THE DATA

##############################

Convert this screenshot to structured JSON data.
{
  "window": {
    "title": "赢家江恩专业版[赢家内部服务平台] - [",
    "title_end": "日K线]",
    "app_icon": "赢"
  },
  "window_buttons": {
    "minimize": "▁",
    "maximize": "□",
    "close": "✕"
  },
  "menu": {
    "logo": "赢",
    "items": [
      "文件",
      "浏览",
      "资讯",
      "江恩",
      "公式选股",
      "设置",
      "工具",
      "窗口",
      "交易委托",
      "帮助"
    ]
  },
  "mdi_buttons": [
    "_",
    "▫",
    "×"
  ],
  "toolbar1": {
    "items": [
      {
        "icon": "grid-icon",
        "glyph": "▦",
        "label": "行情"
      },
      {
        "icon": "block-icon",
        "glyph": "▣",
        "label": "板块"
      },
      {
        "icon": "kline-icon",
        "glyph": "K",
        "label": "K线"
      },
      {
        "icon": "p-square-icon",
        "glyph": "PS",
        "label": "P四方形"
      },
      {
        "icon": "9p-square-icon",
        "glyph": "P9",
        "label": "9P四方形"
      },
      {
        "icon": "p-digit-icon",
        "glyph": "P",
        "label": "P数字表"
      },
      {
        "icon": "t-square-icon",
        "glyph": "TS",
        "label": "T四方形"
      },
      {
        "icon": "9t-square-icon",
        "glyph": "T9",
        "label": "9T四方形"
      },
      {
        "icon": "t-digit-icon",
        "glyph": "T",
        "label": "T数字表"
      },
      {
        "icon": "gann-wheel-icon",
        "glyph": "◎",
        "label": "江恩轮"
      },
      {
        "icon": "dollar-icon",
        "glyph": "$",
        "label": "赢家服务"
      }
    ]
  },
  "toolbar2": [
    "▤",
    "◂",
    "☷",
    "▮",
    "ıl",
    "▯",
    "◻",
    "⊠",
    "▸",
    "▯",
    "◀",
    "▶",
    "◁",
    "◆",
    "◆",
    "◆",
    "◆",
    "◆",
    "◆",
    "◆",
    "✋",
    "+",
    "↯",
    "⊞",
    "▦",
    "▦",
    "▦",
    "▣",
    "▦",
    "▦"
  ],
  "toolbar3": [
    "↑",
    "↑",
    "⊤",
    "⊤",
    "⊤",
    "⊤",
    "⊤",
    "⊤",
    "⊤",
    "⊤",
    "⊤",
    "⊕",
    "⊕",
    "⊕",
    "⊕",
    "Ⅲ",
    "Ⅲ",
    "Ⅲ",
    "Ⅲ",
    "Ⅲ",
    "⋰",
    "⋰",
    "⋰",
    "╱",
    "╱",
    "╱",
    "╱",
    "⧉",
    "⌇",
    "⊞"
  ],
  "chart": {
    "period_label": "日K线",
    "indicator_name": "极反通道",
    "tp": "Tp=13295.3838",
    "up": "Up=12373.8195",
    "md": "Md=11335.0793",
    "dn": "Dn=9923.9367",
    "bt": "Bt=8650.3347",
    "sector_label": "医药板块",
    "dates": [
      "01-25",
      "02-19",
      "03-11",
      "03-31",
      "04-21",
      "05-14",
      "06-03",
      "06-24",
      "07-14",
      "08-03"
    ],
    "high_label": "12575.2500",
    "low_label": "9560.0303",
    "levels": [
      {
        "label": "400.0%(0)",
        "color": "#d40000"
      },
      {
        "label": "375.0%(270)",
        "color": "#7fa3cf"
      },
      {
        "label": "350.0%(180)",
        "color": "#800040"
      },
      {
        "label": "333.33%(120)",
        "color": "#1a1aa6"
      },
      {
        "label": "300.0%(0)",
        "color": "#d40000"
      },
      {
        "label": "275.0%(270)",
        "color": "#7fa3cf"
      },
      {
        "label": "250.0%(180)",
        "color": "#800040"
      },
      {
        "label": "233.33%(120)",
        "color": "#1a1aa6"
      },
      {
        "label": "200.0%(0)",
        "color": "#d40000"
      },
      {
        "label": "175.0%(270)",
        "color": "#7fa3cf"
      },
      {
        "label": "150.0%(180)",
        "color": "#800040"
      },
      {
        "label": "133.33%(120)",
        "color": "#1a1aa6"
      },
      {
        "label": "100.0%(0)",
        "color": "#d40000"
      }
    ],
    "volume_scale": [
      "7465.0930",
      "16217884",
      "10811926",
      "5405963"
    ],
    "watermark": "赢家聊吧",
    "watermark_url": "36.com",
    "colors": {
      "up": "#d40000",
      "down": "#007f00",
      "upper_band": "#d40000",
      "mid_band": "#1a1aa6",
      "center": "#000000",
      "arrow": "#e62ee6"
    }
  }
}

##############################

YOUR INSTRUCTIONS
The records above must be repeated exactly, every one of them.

RESULT
Convert this screenshot to structured JSON data.
{
  "window": {
    "title": "赢家江恩专业版[赢家内部服务平台] - [",
    "title_end": "日K线]",
    "app_icon": "赢"
  },
  "window_buttons": {
    "minimize": "▁",
    "maximize": "□",
    "close": "✕"
  },
  "menu": {
    "logo": "赢",
    "items": [
      "文件",
      "浏览",
      "资讯",
      "江恩",
      "公式选股",
      "设置",
      "工具",
      "窗口",
      "交易委托",
      "帮助"
    ]
  },
  "mdi_buttons": [
    "_",
    "▫",
    "×"
  ],
  "toolbar1": {
    "items": [
      {
        "icon": "grid-icon",
        "glyph": "▦",
        "label": "行情"
      },
      {
        "icon": "block-icon",
        "glyph": "▣",
        "label": "板块"
      },
      {
        "icon": "kline-icon",
        "glyph": "K",
        "label": "K线"
      },
      {
        "icon": "p-square-icon",
        "glyph": "PS",
        "label": "P四方形"
      },
      {
        "icon": "9p-square-icon",
        "glyph": "P9",
        "label": "9P四方形"
      },
      {
        "icon": "p-digit-icon",
        "glyph": "P",
        "label": "P数字表"
      },
      {
        "icon": "t-square-icon",
        "glyph": "TS",
        "label": "T四方形"
      },
      {
        "icon": "9t-square-icon",
        "glyph": "T9",
        "label": "9T四方形"
      },
      {
        "icon": "t-digit-icon",
        "glyph": "T",
        "label": "T数字表"
      },
      {
        "icon": "gann-wheel-icon",
        "glyph": "◎",
        "label": "江恩轮"
      },
      {
        "icon": "dollar-icon",
        "glyph": "$",
        "label": "赢家服务"
      }
    ]
  },
  "toolbar2": [
    "▤",
    "◂",
    "☷",
    "▮",
    "ıl",
    "▯",
    "◻",
    "⊠",
    "▸",
    "▯",
    "◀",
    "▶",
    "◁",
    "◆",
    "◆",
    "◆",
    "◆",
    "◆",
    "◆",
    "◆",
    "✋",
    "+",
    "↯",
    "⊞",
    "▦",
    "▦",
    "▦",
    "▣",
    "▦",
    "▦"
  ],
  "toolbar3": [
    "↑",
    "↑",
    "⊤",
    "⊤",
    "⊤",
    "⊤",
    "⊤",
    "⊤",
    "⊤",
    "⊤",
    "⊤",
    "⊕",
    "⊕",
    "⊕",
    "⊕",
    "Ⅲ",
    "Ⅲ",
    "Ⅲ",
    "Ⅲ",
    "Ⅲ",
    "⋰",
    "⋰",
    "⋰",
    "╱",
    "╱",
    "╱",
    "╱",
    "⧉",
    "⌇",
    "⊞"
  ],
  "chart": {
    "period_label": "日K线",
    "indicator_name": "极反通道",
    "tp": "Tp=13295.3838",
    "up": "Up=12373.8195",
    "md": "Md=11335.0793",
    "dn": "Dn=9923.9367",
    "bt": "Bt=8650.3347",
    "sector_label": "医药板块",
    "dates": [
      "01-25",
      "02-19",
      "03-11",
      "03-31",
      "04-21",
      "05-14",
      "06-03",
      "06-24",
      "07-14",
      "08-03"
    ],
    "high_label": "12575.2500",
    "low_label": "9560.0303",
    "levels": [
      {
        "label": "400.0%(0)",
        "color": "#d40000"
      },
      {
        "label": "375.0%(270)",
        "color": "#7fa3cf"
      },
      {
        "label": "350.0%(180)",
        "color": "#800040"
      },
      {
        "label": "333.33%(120)",
        "color": "#1a1aa6"
      },
      {
        "label": "300.0%(0)",
        "color": "#d40000"
      },
      {
        "label": "275.0%(270)",
        "color": "#7fa3cf"
      },
      {
        "label": "250.0%(180)",
        "color": "#800040"
      },
      {
        "label": "233.33%(120)",
        "color": "#1a1aa6"
      },
      {
        "label": "200.0%(0)",
        "color": "#d40000"
      },
      {
        "label": "175.0%(270)",
        "color": "#7fa3cf"
      },
      {
        "label": "150.0%(180)",
        "color": "#800040"
      },
      {
        "label": "133.33%(120)",
        "color": "#1a1aa6"
      },
      {
        "label": "100.0%(0)",
        "color": "#d40000"
      }
    ],
    "volume_scale": [
      "7465.0930",
      "16217884",
      "10811926",
      "5405963"
    ],
    "watermark": "赢家聊吧",
    "watermark_url": "36.com",
    "colors": {
      "up": "#d40000",
      "down": "#007f00",
      "upper_band": "#d40000",
      "mid_band": "#1a1aa6",
      "center": "#000000",
      "arrow": "#e62ee6"
    }
  }
}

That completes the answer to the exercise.